* **What is needed**:
Scan the entries and tally the lines that include the string "kliknij". Reply with the figure alone.

─── Material for the task ───

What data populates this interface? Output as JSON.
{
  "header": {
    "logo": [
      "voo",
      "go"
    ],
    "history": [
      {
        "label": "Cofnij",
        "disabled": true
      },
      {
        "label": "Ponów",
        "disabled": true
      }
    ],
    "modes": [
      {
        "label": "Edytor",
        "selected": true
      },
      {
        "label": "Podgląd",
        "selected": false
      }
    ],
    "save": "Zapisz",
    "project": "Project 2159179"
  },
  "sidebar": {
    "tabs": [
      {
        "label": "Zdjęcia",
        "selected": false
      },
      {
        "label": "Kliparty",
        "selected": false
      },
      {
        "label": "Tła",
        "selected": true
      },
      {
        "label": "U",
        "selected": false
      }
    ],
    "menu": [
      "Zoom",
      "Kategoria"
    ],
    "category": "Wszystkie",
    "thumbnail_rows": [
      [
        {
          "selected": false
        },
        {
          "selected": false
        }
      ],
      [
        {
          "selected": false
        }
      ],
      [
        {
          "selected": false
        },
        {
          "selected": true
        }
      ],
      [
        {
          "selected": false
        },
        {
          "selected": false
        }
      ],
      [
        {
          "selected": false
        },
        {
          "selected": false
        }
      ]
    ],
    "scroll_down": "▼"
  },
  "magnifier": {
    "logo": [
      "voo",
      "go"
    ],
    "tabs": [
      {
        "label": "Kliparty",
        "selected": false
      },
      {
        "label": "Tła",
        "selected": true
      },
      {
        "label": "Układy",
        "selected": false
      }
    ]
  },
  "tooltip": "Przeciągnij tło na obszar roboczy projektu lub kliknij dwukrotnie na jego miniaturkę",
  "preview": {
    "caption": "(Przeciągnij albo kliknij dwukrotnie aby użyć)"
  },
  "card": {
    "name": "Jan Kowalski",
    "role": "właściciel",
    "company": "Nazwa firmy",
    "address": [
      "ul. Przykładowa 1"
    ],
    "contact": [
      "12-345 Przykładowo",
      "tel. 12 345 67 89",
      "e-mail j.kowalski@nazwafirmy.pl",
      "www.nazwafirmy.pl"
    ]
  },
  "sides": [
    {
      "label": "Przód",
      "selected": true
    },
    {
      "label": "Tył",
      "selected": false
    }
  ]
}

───

* **Reply to the task**:
2